Who Am I? Why Am I Here?


The other night I was at this thing at my ladies club, a sort of mixer, and there was this ice-breaker game. This gist of it was this – upon entering, each attendee had a sticker placed on her back. She couldn’t see it, but others could. Each sticker had an image (likeness) and description of a woman of note. Some were recent (Rosa Parks, Queen Elizabeth II) and some were ancient (Sappho, Eleanor of Aquitaine). The wearer of the sticker asked yes/no questions of other attendees, in order to try and figure out who was on her damn back. It was fairly simple. How hard could it be?


When that sticker was slapped on my back and the game was explained, I immediately declared that unless the broad over my shoulder was T-Swift, I was unlikely to figure out shit. It was a joke, of course, but it was also kind of true. I don’t necessarily have a clue about, well, anything. Let me cut right to it. I wasn’t excited about this game. But I’m a go-er. So I did my best to encourage others to ask questions, to involve and engage them and make them feel welcomed at the club. That was not only easy for me, but fun. But wouldn’t you know it – there were other people there who also wanted to involve and engage others. That means they turned to me and put me in the hot seat.


As a friendly introvert, social stuff takes a certain amount of energy. And that usually means stress is involved. I’m a grown-ass woman, though, so I can generally muster the strength and deliver the goods. At least I think that’s the case.


Anyhoo – once I chilled the hell out, I went for it.


Living or dead? Dead. I liked that.


European? Yes.


World of literature? Yes.


The UK? No.


France? Yes.


And so I asked, “Am I Simone De Beauvoir?”


Yes. I freaking was.


Simone De Beauvoir




Yesterday I attended a presentation given by the First Lady of Los Angeles, Amy Elaine Wakeland. The event was held at the historic Ebell, and it was lovely. Ms. Wakeland was a compelling speaker and her presentation was educational and interesting. There was much to learn, and much to enjoy. And yet…


I was distracted. In my line of sight, there sat a stunningly beautiful woman. Of Latin descent, she was perfectly composed and impeccably dressed. She responded appropriately (with applause) to various parts of Ms. Wakeland’s speech and silently nodded her head in agreement at other times. Though I was paying attention to the speaker, my eyes couldn’t help but focus on the beautiful woman before me.

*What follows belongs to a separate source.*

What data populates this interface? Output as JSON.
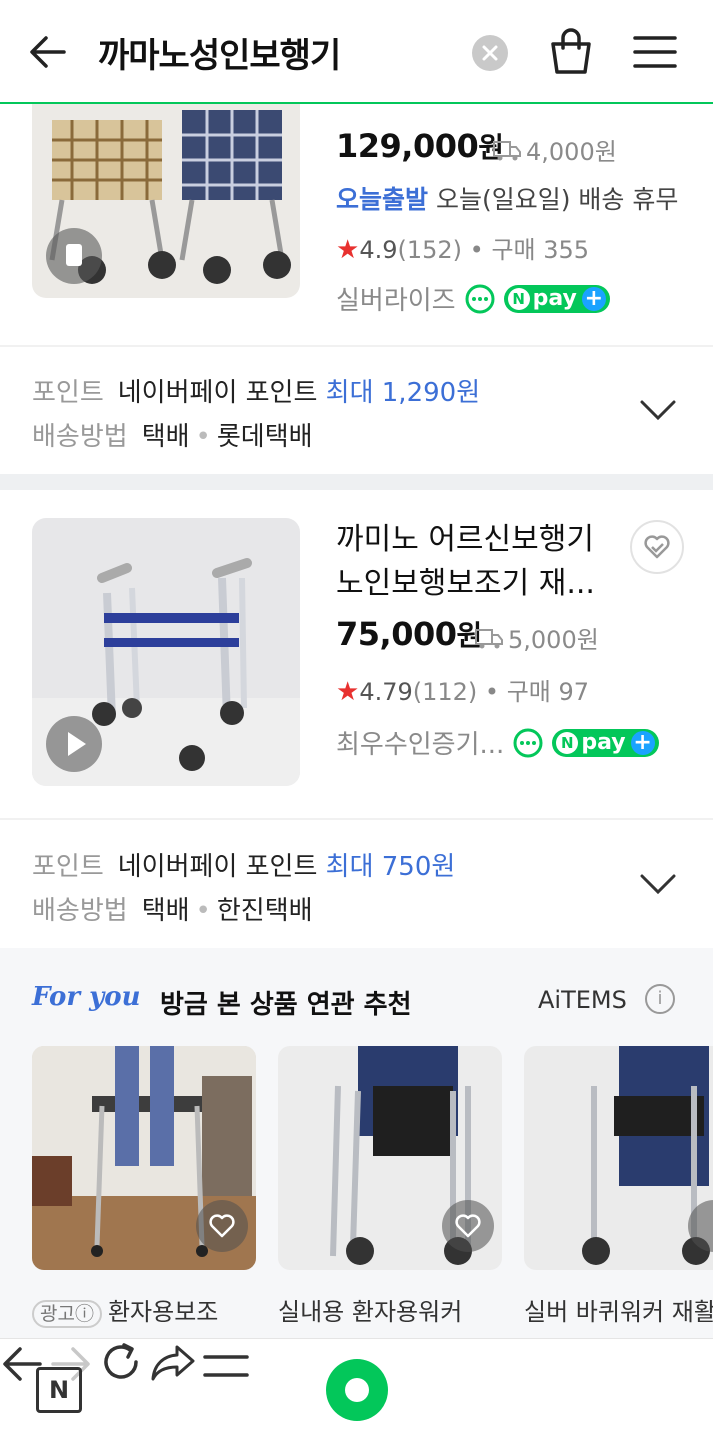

I’ve met this lady before, though I don’t recall her name. She is probably at least 75 and she is fabulous. She once told me that decades ago she started some sort of group for Latin women in L.A. She accomplished quite a bit as a young woman. And now, in her dotage, she still attends meetings and lectures, and takes it all in. There is no end to her learning.


After the luncheon, I wanted to speak to the lovely lady whose beauty had distracted me so. But I missed her. I looked across the room and saw her as she was taking her leave. She was wearing glamorous sunglasses and as she turned to face the exit, the sun rested on her dark, perfectly coiffed hair, as if the light had found a place to linger. I do hope I see her again. No such thing as too much beauty.

A Night at The Ebell



Last night I went to The Ebell Club of Los Angeles for a play reading. It was in recognition of the first “Ebell of Los Angeles Playwright Prize” and its winner. One of the actresses who participated in the reading is a friend, so I was able to support a creative person and get a night out. Jackpot!


Anyhoo, the reading was super-engaging and that was a good enough reason to spend an evening at The Ebell. I also met some awesome folks after the reading and hung out with them for a while. That was pretty cool, too.



Just before leaving the venue, a few of us went upstairs to see the old auditorium. Turns out this was the last place Amelia Earhart spoke before taking off on her final trip. Look at the wires on the bottoms of the auditorium’s seats. Back in the day, when gentlemen always wore hats, they needed a place to store them while indoors. These wires are handy hat holders! History and history. Double jackpot!


I am completely enamored of the Ebell. And of the charming souls I met there. As I learn more about the place, its history and its future, I’ll try to share some of that with you. Until then, I plan to appreciate my time there last night. What a lovely Sunday evening I had.